RECORDS TO PROCESS:
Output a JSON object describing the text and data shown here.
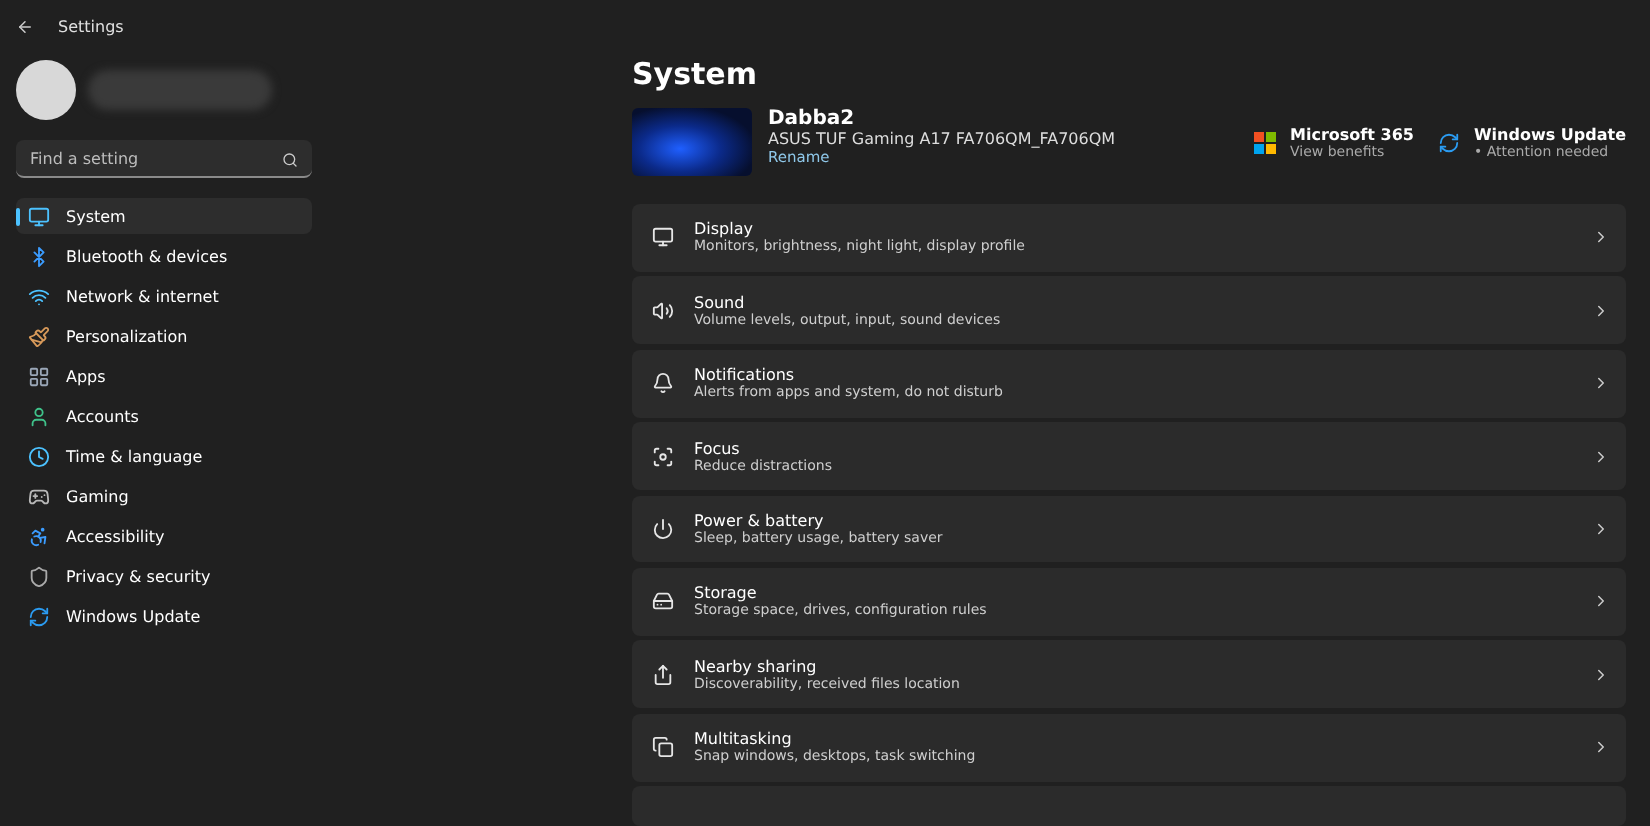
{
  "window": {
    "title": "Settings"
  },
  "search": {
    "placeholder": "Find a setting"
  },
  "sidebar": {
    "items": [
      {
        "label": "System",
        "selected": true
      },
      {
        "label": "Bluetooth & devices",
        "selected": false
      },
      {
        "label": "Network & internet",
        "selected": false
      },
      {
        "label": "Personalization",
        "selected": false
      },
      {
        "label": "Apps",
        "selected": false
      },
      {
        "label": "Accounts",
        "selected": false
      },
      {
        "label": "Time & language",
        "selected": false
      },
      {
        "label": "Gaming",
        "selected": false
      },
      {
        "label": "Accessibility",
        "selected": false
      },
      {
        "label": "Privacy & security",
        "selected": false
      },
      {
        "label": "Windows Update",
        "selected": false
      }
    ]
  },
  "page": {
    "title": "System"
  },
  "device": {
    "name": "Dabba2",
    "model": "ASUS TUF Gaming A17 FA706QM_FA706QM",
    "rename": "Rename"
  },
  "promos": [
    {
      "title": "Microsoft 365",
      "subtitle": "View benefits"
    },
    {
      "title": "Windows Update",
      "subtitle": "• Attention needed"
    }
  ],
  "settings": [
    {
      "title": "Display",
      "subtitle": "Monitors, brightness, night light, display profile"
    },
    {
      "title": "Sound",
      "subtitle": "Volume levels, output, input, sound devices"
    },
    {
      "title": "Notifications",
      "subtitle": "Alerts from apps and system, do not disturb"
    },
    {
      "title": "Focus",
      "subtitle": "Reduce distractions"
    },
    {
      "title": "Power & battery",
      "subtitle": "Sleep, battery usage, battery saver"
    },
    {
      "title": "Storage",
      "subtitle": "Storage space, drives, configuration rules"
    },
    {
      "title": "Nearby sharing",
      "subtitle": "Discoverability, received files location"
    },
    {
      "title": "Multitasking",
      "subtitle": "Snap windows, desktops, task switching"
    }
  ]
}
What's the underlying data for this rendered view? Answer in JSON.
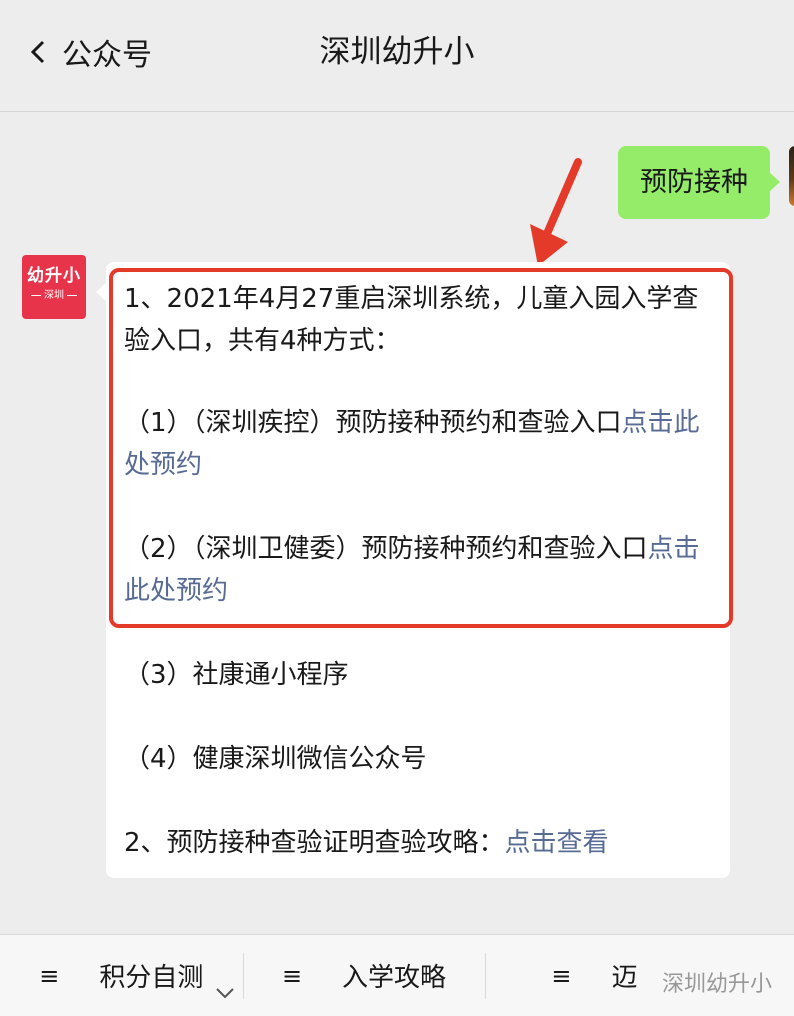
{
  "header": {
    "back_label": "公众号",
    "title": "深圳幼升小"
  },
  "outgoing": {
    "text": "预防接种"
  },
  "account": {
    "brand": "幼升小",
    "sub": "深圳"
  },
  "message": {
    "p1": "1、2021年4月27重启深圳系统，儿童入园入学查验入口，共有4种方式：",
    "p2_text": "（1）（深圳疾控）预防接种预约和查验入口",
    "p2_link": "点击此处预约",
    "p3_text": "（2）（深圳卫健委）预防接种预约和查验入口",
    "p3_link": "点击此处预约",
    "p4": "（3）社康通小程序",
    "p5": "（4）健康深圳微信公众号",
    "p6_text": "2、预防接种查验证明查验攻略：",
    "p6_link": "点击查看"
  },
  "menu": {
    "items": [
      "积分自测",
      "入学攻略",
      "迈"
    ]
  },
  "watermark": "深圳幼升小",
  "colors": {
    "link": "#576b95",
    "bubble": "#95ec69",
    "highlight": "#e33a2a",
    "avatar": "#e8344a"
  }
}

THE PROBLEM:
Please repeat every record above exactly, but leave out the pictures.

WRITTEN RESPONSE:
Output a JSON object describing the text and data shown here.
{
  "window": {
    "title": "Settings"
  },
  "search": {
    "placeholder": "Find a setting"
  },
  "sidebar": {
    "items": [
      {
        "label": "System",
        "selected": true
      },
      {
        "label": "Bluetooth & devices",
        "selected": false
      },
      {
        "label": "Network & internet",
        "selected": false
      },
      {
        "label": "Personalization",
        "selected": false
      },
      {
        "label": "Apps",
        "selected": false
      },
      {
        "label": "Accounts",
        "selected": false
      },
      {
        "label": "Time & language",
        "selected": false
      },
      {
        "label": "Gaming",
        "selected": false
      },
      {
        "label": "Accessibility",
        "selected": false
      },
      {
        "label": "Privacy & security",
        "selected": false
      },
      {
        "label": "Windows Update",
        "selected": false
      }
    ]
  },
  "page": {
    "title": "System"
  },
  "device": {
    "name": "Dabba2",
    "model": "ASUS TUF Gaming A17 FA706QM_FA706QM",
    "rename": "Rename"
  },
  "promos": [
    {
      "title": "Microsoft 365",
      "subtitle": "View benefits"
    },
    {
      "title": "Windows Update",
      "subtitle": "• Attention needed"
    }
  ],
  "settings": [
    {
      "title": "Display",
      "subtitle": "Monitors, brightness, night light, display profile"
    },
    {
      "title": "Sound",
      "subtitle": "Volume levels, output, input, sound devices"
    },
    {
      "title": "Notifications",
      "subtitle": "Alerts from apps and system, do not disturb"
    },
    {
      "title": "Focus",
      "subtitle": "Reduce distractions"
    },
    {
      "title": "Power & battery",
      "subtitle": "Sleep, battery usage, battery saver"
    },
    {
      "title": "Storage",
      "subtitle": "Storage space, drives, configuration rules"
    },
    {
      "title": "Nearby sharing",
      "subtitle": "Discoverability, received files location"
    },
    {
      "title": "Multitasking",
      "subtitle": "Snap windows, desktops, task switching"
    }
  ]
}
What's the underlying data for this rendered view? Answer in JSON.
{
  "header": {
    "back_label": "公众号",
    "title": "深圳幼升小"
  },
  "outgoing": {
    "text": "预防接种"
  },
  "account": {
    "brand": "幼升小",
    "sub": "深圳"
  },
  "message": {
    "p1": "1、2021年4月27重启深圳系统，儿童入园入学查验入口，共有4种方式：",
    "p2_text": "（1）（深圳疾控）预防接种预约和查验入口",
    "p2_link": "点击此处预约",
    "p3_text": "（2）（深圳卫健委）预防接种预约和查验入口",
    "p3_link": "点击此处预约",
    "p4": "（3）社康通小程序",
    "p5": "（4）健康深圳微信公众号",
    "p6_text": "2、预防接种查验证明查验攻略：",
    "p6_link": "点击查看"
  },
  "menu": {
    "items": [
      "积分自测",
      "入学攻略",
      "迈"
    ]
  },
  "watermark": "深圳幼升小",
  "colors": {
    "link": "#576b95",
    "bubble": "#95ec69",
    "highlight": "#e33a2a",
    "avatar": "#e8344a"
  }
}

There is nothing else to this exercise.